The notion of risk-taking implies a cognitive process that determines the level of risk involved in a particular activity or task. This risk appraisal process gives rise to emotional responses, including anxious arousal and changes in mood, which may play a significant role in risk-related decision making. This study examines how emotional responses to the perceived risk of a scuba-diving injury contribute to divers’ behavior, as well as the ways that risk taking or non-risk taking behavior, in turn, affects emotional states. The study sample consisted of 131 divers (risk takers and non-risk takers), who either had or had not been in a previous diving accident. Divers’ emotional states were assessed immediately prior to diving, as well as immediately following a dive. Results indicated presence of subjective emotional experiences that are specific to whether a risk has been perceived and whether a risk has been taken. Important differences in emotion regulation were also found between divers who typically take risks and those who do not.
Anthony Ferreira, Fabien Cornilleau, Fernando Perez-Diaz, and Charles Cohen-Salmon
This study used animal models to examine potential similarities between dependence on physical activity (i.e., exercise) and dependence on morphine. Using C57BL/6 mice, the study also tested the hypothesis that physical exercise (e.g., long-term wheel running) may enhance vulnerability to the development of morphine dependence. The existence of an endorphin-related dependence induced by physical activity was also assessed. Naloxone was used to precipitate morphine withdrawal in mice accustomed to morphine. Specifically, the study sought to assess the intensity of addiction provoked by injection of morphine in mice that engaged in wheel-running activity as opposed to inactive mice. After 25 days of free access to activity wheel, mice that engaged in wheel-running demonstrated increased vulnerability to naloxone-induced withdrawal symptoms, which may be linked to activation of peripheral, as opposed to central, opioid receptors. These results indicate a behavioral interaction in which engaging in wheel running appears to potentiate the effects of morphine addiction. Implications of these findings for understanding human behavior and exercise addiction are also discussed.
Eric D. Morse
Pia-Maria Wippert and Jens Wippert

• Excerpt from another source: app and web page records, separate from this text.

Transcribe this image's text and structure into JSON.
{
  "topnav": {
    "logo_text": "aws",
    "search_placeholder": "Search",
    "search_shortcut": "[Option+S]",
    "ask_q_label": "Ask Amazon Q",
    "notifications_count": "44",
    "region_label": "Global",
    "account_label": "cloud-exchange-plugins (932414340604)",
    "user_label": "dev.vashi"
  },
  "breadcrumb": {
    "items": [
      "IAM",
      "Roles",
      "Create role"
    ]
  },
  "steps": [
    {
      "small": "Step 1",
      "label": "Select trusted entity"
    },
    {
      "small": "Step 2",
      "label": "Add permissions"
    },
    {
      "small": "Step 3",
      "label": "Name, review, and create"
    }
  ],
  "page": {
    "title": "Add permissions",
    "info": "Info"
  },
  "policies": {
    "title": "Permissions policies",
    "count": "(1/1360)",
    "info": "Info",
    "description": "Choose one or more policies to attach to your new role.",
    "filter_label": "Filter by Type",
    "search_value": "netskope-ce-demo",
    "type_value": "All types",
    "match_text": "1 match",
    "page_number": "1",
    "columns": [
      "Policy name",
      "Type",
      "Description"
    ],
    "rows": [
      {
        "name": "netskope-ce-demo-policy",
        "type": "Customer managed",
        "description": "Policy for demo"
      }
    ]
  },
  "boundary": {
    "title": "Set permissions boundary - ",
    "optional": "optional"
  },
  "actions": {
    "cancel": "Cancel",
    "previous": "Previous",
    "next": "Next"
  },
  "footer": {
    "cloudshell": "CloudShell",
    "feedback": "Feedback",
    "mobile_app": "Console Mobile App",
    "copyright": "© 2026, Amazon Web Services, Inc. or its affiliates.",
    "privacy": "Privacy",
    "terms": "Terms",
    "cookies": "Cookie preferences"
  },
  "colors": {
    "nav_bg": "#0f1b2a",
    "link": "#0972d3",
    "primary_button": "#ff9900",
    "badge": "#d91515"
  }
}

Undesired career termination represents a critical life event for professional athletes. This study examined traumatic stress resulting from (a) a career-ending event and (b) the athlete’s separation from his or her social support network. Data were collected from 40 professional athletes who were members of the German National Ski Team, using standardized (Impact of Event Scale; Posttraumatic Diagnostic Scale) and partially standardized (psychosomatic stress reaction) questionnaires. Correlations between the impact of termination and traumatic stress symptoms were observed over a period of 8 months. Athletes who experienced supportive termination (involving discussion with coaches) endorsed fewer symptoms than those who experienced socially disintegrative termination (lacking support of coaches). Nearly 20% of participants endorsed clinically relevant levels of traumatic stress at 3 and 8 months posttermination.
Raphaël Laurin, Michel Nicolas, and David Lavallee

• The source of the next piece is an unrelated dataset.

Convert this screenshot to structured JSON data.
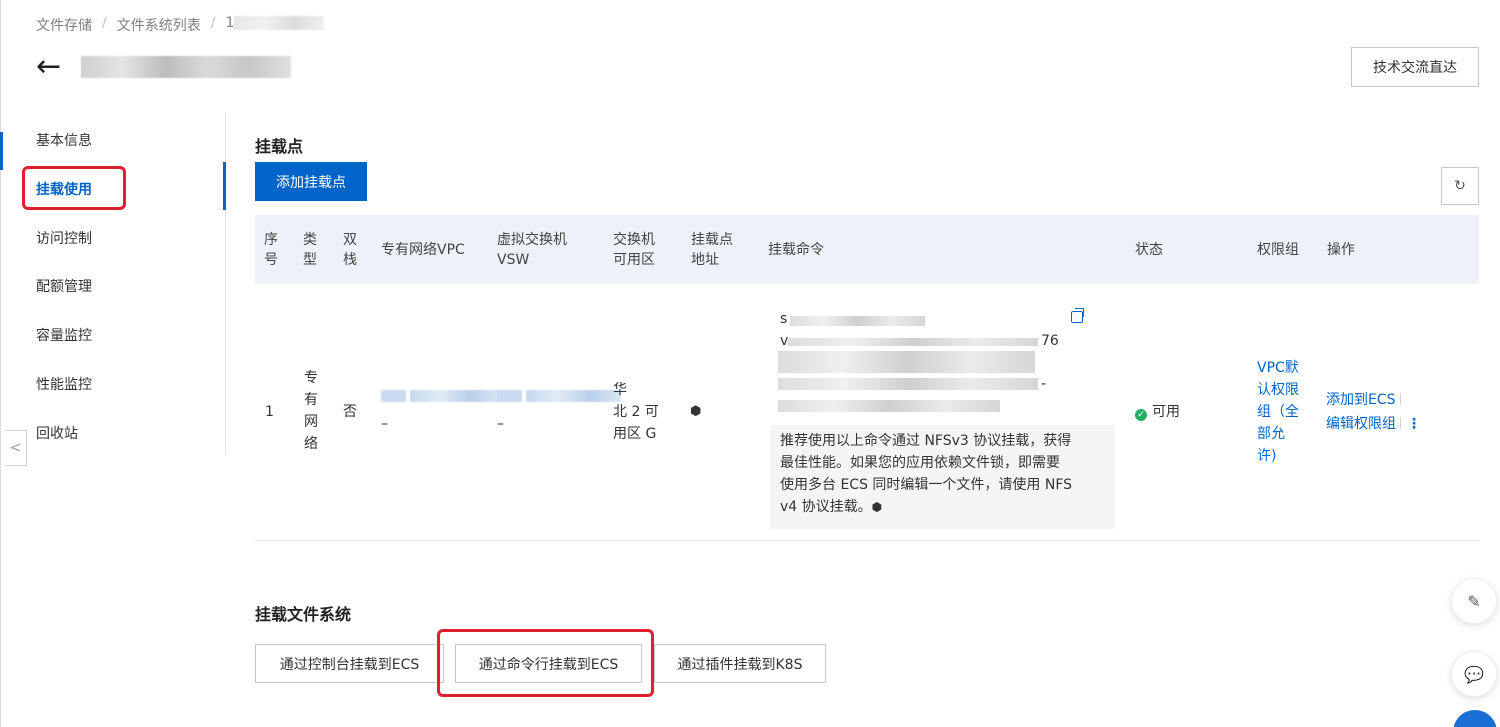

The aim of this study was to evaluate the effects of a personal goal-based intervention on positive and negative moods among young athletes at a soccer academy. Study participants (N =22) were randomized into either a treatment group, which participated in a personal goal-management program (Bouffard, Labelle, Dubé, & Lapierre, 1999), or a neutral-task control group. Participants’ mood states were measured every 3 weeks. Results indicated significant postintervention group differences in positive and negative moods states, with the treatment group reporting higher levels of positive moods and lower levels of negative moods. A significant within-group difference over time was also found for the treatment group, indicating an increase in positive mood states and decrease in negative mood states as the program progressed. Findings from this study are used to inform recommendations for sport psychology interventions that use specific goal management procedures to facilitate positive emotional states among young athletes.